as Eric said, buy a few different calls and learn to use them all. My advice, if your hunting public land, is to stay away from squeeze calls, as every "elk hunter" and his mother use them. Bulls get call shy, especially the older bulls. Buy one bugle, a smaller tubes one, so you don't sound like a 400 inch monster. Now practice prectice, practice. Use bugles early in the morning to locate. Don't over use it. Cow calls are your best friend. They will often bring a bull that las 100 yds. 

Once he responds to you, start closing distance, and make all steps possible to get the wind in your favor. As hard as it is keep your excitement down to a minimum. Iv blown a lot of opportunities and learned the hard way to try not to rush it. Don't worry to much about absolute silence. He's expecting this cow to be walking, so chances are you won't spook him by snapping a few twigs or stepping on dry leaves. 
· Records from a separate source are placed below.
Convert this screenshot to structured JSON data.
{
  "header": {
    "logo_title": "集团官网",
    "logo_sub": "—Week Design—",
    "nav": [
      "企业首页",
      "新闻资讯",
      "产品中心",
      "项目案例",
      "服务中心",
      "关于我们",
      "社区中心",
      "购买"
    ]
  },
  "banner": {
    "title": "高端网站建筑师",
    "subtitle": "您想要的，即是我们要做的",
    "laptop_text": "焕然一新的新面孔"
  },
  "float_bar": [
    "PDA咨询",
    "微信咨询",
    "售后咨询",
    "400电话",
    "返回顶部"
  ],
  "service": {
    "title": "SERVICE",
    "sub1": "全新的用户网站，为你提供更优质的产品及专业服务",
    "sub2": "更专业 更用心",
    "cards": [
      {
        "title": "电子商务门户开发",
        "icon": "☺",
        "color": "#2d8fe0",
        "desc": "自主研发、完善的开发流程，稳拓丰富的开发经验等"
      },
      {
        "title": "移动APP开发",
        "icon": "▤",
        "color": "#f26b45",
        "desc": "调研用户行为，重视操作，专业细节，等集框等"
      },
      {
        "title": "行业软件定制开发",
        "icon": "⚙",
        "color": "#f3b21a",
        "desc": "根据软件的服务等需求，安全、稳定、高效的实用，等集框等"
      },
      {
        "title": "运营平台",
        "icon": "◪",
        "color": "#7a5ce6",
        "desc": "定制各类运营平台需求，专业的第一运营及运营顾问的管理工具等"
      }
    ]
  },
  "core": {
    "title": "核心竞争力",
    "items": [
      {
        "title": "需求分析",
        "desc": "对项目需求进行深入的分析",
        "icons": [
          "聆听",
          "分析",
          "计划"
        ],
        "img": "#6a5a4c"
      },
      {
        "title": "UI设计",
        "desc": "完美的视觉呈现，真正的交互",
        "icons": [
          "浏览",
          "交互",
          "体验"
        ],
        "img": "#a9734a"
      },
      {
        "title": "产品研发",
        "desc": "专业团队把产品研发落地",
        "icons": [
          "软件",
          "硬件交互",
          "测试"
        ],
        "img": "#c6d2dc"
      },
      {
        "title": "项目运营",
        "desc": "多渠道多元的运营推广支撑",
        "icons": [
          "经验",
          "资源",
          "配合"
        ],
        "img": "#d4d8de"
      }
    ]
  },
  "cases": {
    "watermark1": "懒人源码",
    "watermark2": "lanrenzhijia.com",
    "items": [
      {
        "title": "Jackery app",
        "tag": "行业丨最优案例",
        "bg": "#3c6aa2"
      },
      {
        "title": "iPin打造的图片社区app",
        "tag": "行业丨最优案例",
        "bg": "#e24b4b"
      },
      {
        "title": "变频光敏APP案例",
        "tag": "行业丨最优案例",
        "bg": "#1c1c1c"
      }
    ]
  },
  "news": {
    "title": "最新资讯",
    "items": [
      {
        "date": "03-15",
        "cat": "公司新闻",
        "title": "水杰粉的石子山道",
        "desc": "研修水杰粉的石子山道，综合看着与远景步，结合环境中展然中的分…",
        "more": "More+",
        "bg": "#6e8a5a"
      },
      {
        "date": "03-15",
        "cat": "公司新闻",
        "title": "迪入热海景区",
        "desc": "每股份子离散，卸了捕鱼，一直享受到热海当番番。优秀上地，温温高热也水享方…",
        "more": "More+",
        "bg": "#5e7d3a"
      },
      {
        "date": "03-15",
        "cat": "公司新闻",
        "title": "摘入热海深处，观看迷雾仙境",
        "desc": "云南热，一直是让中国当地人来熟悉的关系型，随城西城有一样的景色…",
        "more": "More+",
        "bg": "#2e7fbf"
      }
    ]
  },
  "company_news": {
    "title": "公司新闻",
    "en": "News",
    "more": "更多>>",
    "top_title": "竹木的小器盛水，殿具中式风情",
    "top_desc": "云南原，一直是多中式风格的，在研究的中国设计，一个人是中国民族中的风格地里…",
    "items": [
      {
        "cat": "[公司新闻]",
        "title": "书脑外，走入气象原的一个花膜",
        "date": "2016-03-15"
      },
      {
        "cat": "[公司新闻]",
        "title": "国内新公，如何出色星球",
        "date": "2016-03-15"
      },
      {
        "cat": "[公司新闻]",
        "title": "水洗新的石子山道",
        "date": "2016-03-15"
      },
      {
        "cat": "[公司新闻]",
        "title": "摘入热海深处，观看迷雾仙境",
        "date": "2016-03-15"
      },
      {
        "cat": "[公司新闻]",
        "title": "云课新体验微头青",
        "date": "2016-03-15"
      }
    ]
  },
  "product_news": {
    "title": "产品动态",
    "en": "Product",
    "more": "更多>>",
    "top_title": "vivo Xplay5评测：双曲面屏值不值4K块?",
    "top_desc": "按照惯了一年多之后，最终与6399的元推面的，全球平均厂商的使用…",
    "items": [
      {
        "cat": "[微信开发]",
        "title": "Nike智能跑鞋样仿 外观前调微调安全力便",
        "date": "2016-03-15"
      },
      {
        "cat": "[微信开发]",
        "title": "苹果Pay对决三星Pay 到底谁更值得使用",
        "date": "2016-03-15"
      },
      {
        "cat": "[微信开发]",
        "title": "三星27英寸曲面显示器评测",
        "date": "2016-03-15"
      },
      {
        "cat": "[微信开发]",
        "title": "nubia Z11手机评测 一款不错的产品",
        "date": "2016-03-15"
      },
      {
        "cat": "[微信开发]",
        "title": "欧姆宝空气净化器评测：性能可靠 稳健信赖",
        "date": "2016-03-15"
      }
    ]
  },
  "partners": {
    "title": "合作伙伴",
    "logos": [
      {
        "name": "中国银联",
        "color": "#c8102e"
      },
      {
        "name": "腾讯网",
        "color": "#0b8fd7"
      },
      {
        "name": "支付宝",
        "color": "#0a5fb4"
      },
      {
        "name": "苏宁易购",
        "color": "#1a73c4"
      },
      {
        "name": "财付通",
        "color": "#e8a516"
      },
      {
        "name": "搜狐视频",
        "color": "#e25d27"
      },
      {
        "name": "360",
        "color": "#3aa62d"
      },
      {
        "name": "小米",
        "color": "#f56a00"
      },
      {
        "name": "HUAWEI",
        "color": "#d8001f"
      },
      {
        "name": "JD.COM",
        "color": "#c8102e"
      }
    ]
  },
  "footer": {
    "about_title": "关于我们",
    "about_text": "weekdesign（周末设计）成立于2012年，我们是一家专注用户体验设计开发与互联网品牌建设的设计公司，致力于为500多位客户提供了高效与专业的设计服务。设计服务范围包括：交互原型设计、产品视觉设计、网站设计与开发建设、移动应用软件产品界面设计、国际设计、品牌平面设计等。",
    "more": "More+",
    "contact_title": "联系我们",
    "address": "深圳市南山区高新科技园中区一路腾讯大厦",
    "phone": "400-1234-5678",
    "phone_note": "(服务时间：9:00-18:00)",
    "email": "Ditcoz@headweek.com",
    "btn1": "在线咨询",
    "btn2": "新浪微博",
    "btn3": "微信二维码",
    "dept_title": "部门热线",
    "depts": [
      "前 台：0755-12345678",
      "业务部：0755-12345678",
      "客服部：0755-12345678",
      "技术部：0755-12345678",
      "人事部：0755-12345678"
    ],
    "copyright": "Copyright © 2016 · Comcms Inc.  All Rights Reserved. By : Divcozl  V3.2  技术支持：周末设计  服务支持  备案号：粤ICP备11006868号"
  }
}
Anyways I hope this helps. Once you hear one coming in you'll never wanna stop hunting em. Iv been addicted for years. Good luck and bloody arrows!